=== DATA TO PROCESS ===

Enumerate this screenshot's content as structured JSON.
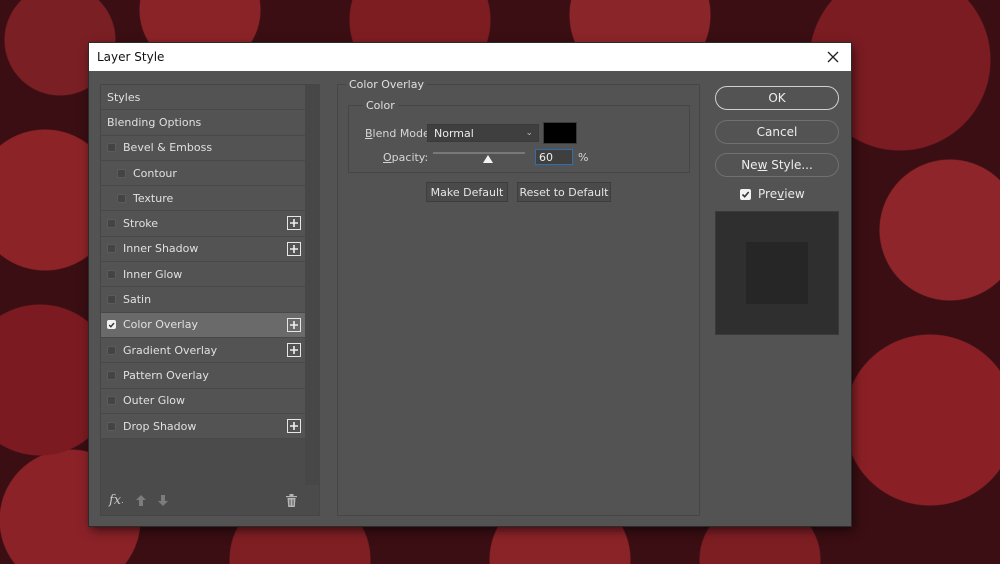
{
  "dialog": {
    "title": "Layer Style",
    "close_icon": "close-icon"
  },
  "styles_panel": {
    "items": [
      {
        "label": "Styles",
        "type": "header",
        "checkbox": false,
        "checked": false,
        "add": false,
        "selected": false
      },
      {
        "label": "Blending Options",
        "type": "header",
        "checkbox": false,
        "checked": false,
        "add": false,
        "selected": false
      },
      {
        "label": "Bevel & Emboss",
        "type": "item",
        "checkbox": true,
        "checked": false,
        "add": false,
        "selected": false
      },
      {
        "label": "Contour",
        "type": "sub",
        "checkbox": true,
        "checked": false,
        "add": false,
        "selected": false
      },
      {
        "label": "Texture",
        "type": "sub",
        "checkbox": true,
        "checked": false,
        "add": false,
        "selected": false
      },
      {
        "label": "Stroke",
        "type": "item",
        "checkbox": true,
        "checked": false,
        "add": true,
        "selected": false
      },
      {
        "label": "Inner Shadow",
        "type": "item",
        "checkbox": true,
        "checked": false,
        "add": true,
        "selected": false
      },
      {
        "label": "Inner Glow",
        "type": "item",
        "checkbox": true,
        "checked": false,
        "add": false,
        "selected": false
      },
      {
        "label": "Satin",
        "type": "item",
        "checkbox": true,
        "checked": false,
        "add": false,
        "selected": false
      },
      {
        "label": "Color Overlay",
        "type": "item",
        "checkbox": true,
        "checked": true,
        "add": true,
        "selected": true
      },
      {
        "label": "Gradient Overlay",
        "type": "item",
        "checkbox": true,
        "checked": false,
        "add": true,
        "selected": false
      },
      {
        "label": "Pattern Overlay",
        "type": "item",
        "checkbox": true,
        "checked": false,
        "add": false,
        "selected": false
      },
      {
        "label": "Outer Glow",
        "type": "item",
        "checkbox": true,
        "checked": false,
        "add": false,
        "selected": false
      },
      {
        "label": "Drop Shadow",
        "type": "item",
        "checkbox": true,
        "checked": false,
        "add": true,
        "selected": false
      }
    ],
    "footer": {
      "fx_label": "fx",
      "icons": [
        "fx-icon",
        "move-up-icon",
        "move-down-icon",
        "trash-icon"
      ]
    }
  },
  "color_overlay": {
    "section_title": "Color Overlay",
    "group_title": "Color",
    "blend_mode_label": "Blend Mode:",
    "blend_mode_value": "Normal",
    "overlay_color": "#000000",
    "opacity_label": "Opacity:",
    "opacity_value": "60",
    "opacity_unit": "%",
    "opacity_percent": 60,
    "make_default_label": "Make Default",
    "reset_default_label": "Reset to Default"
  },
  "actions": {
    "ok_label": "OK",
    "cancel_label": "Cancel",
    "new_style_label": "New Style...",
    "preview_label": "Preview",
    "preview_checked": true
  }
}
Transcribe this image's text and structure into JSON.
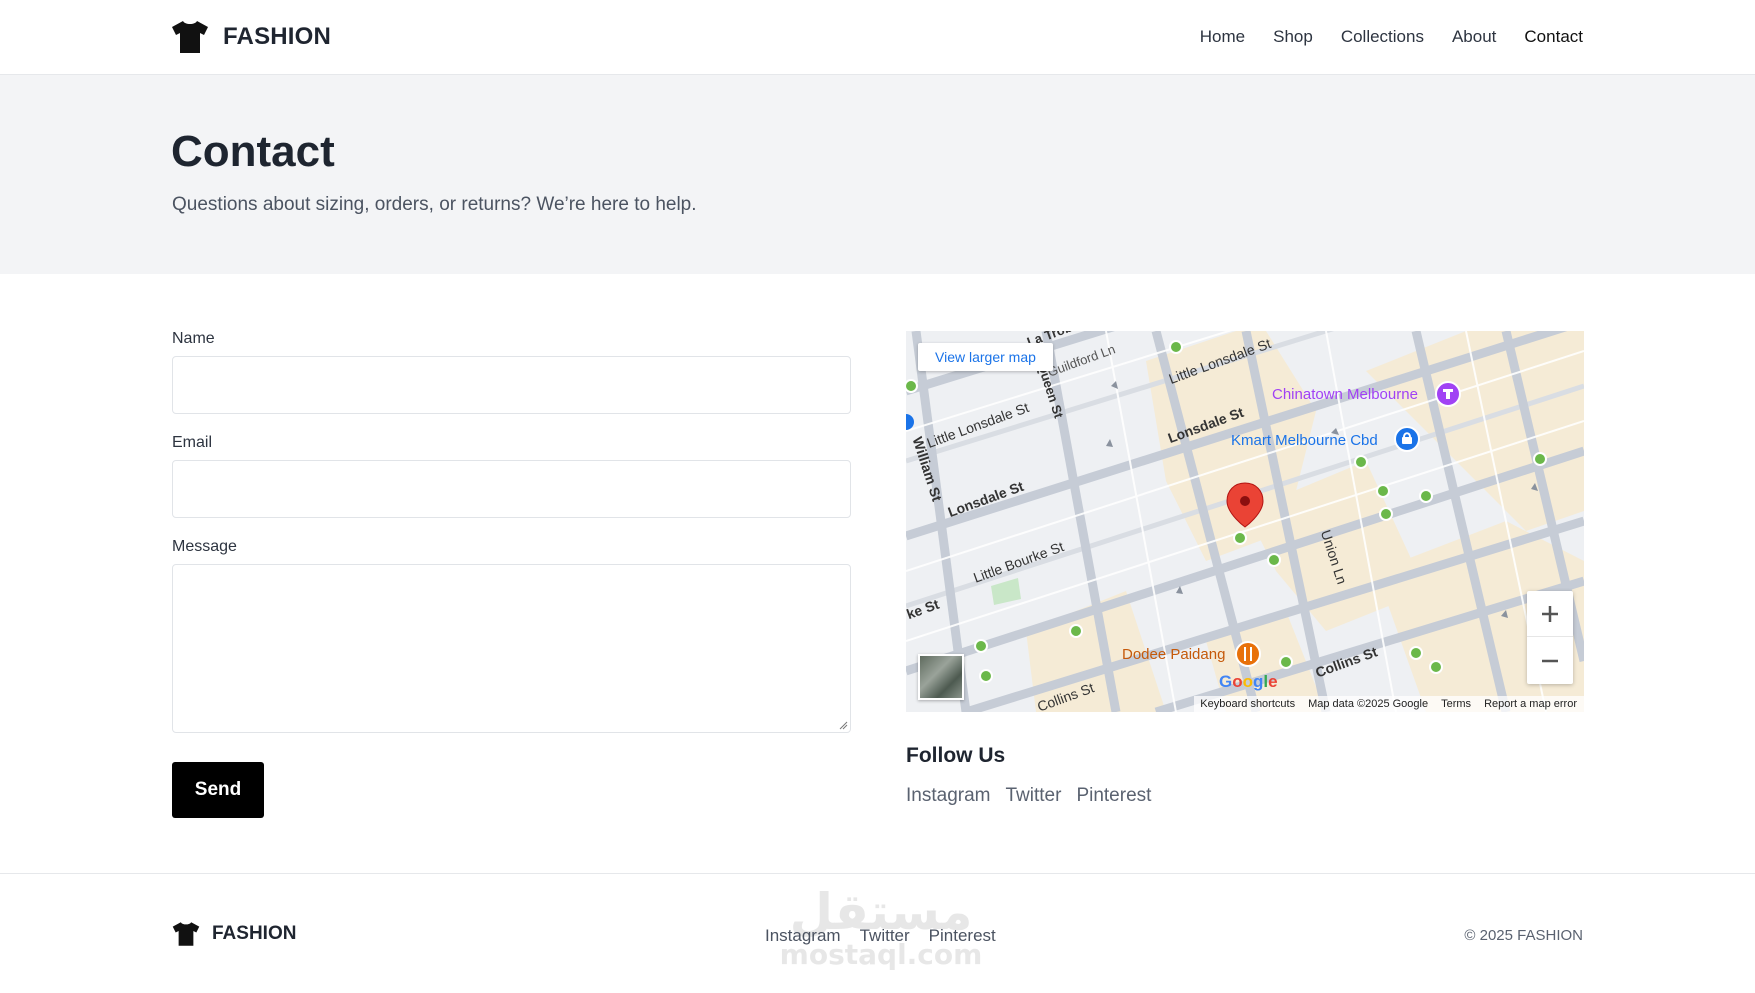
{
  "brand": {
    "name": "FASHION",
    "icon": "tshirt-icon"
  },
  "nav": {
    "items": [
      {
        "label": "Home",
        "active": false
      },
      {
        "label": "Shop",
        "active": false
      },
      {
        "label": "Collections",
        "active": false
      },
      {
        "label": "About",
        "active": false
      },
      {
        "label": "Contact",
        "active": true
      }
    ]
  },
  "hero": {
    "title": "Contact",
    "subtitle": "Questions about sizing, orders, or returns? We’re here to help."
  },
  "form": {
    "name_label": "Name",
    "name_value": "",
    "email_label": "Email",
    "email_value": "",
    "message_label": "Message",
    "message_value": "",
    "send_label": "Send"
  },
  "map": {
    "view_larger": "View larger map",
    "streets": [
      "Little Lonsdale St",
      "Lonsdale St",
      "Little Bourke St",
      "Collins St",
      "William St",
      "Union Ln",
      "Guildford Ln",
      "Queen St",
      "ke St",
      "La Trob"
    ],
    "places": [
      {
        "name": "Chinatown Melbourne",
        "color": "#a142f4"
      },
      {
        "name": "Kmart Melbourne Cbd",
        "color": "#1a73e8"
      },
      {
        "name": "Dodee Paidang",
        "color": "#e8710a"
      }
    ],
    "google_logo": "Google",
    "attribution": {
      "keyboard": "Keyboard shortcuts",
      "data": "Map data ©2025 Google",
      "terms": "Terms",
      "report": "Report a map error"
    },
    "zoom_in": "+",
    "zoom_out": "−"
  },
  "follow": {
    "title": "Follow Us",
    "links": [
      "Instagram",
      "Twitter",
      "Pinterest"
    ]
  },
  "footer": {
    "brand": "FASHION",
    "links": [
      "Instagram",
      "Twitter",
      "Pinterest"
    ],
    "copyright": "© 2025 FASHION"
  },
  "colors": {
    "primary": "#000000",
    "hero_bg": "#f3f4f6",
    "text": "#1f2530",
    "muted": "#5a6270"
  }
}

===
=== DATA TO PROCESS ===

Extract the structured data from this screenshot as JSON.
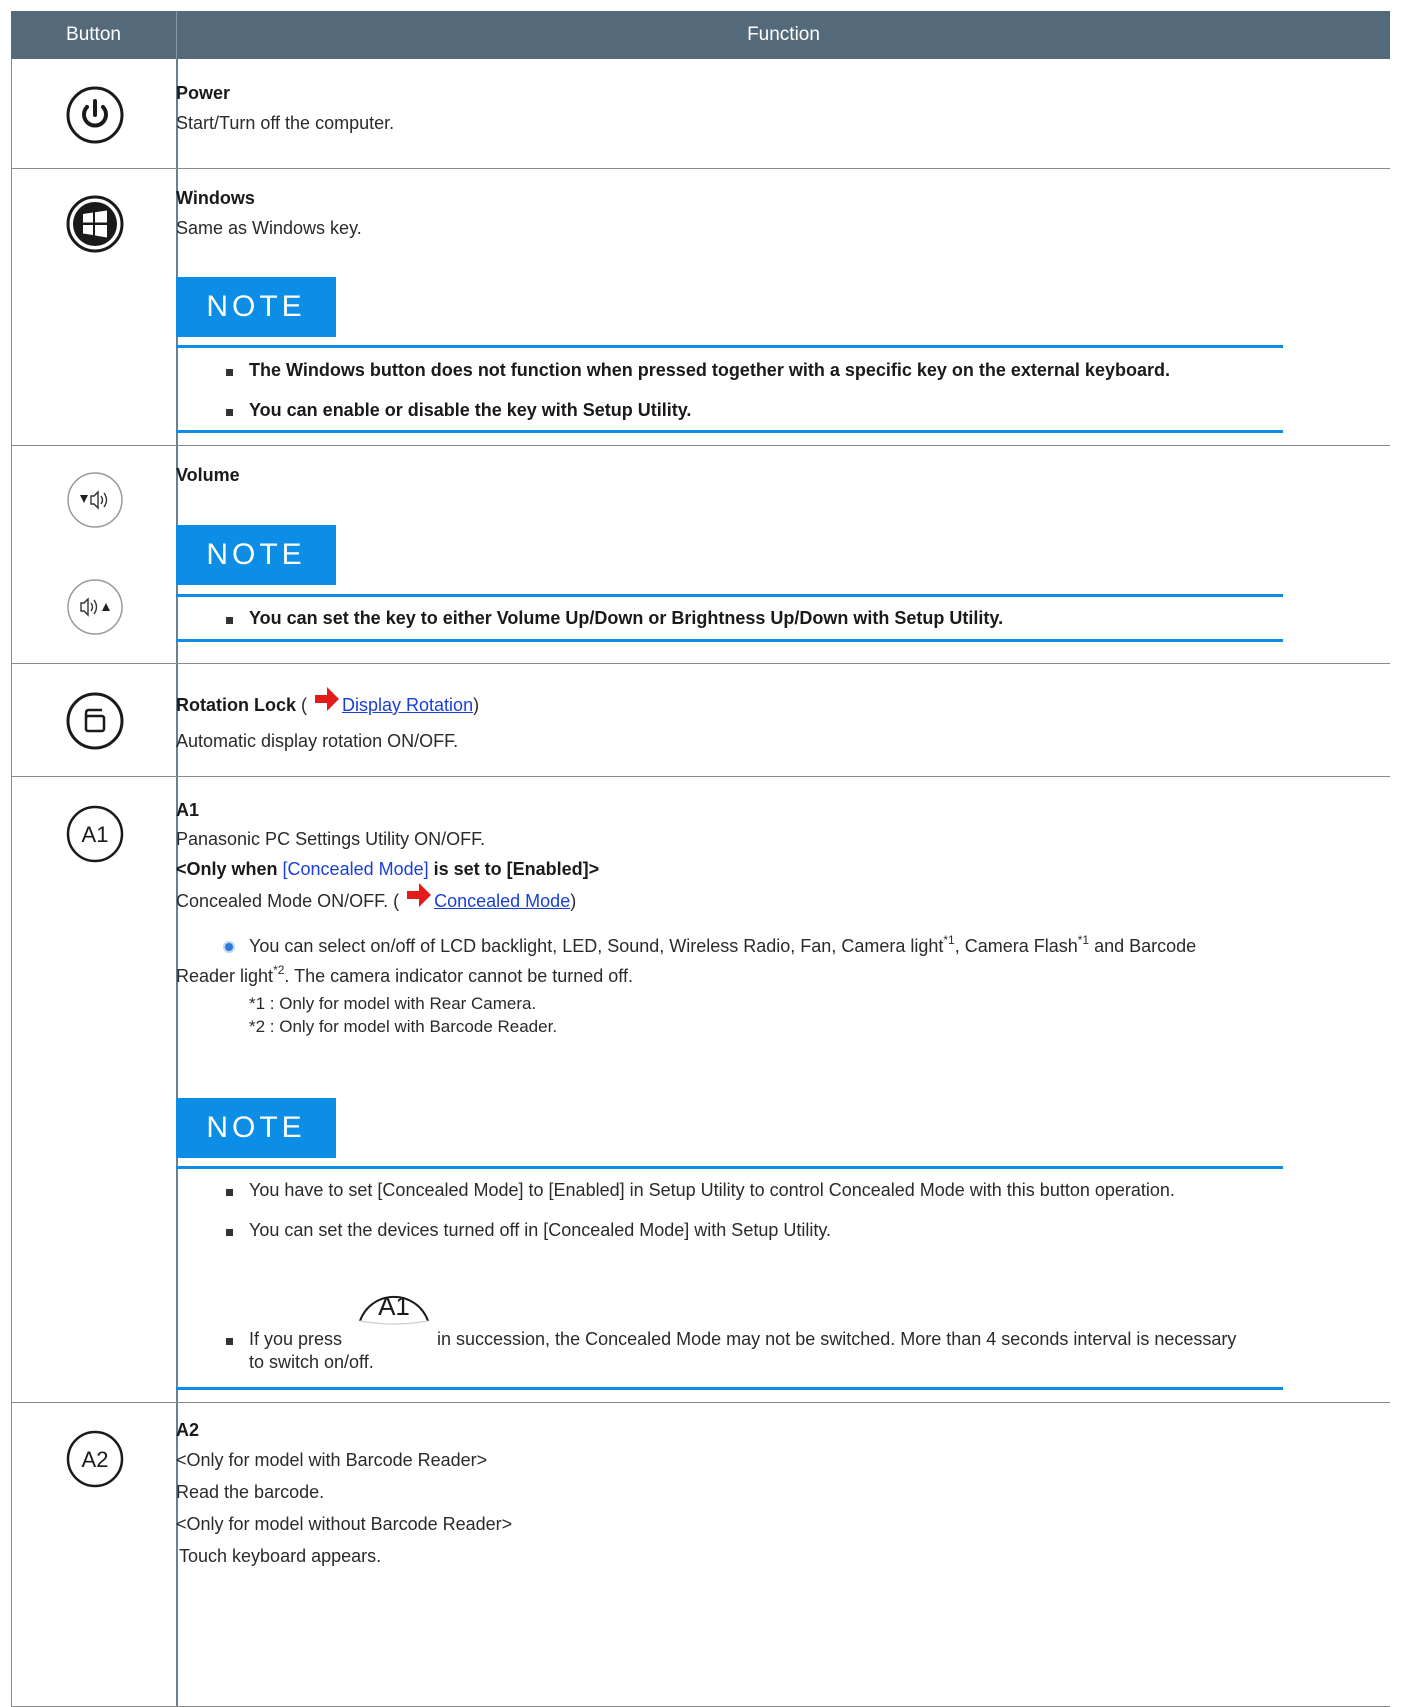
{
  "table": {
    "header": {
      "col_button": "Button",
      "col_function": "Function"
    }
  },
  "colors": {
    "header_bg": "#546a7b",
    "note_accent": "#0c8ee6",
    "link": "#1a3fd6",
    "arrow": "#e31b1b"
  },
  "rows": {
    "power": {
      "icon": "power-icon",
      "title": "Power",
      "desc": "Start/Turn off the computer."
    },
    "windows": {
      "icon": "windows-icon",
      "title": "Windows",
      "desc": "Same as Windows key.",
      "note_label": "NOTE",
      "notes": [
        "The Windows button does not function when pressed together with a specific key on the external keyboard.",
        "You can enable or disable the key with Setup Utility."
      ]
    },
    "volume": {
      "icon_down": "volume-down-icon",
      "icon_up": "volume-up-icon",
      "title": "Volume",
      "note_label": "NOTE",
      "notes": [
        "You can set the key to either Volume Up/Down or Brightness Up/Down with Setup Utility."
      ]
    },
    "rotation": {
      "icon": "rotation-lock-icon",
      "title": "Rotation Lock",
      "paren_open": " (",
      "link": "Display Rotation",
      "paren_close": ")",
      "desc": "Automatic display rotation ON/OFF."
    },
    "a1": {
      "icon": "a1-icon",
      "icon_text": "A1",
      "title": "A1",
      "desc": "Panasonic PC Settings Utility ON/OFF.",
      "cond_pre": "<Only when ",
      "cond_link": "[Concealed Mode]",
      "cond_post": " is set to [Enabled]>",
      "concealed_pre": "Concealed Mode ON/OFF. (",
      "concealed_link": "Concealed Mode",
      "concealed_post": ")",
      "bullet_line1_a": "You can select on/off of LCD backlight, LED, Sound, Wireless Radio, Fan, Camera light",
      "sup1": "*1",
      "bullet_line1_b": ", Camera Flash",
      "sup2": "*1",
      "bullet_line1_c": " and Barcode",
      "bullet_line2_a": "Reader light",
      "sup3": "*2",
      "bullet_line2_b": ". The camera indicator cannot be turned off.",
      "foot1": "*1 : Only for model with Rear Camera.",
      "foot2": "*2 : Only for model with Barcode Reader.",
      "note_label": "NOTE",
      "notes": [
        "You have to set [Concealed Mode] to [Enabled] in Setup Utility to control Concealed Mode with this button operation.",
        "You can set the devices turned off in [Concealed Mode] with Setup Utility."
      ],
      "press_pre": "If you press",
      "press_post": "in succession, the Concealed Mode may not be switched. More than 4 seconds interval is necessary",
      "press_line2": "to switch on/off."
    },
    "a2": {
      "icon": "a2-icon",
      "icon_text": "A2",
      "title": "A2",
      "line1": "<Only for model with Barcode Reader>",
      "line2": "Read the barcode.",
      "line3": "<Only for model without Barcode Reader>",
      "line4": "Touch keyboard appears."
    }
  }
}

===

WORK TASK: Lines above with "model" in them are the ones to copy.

EXERCISE OUTPUT:
      "foot1": "*1 : Only for model with Rear Camera.",
      "foot2": "*2 : Only for model with Barcode Reader.",
      "line1": "<Only for model with Barcode Reader>",
      "line3": "<Only for model without Barcode Reader>",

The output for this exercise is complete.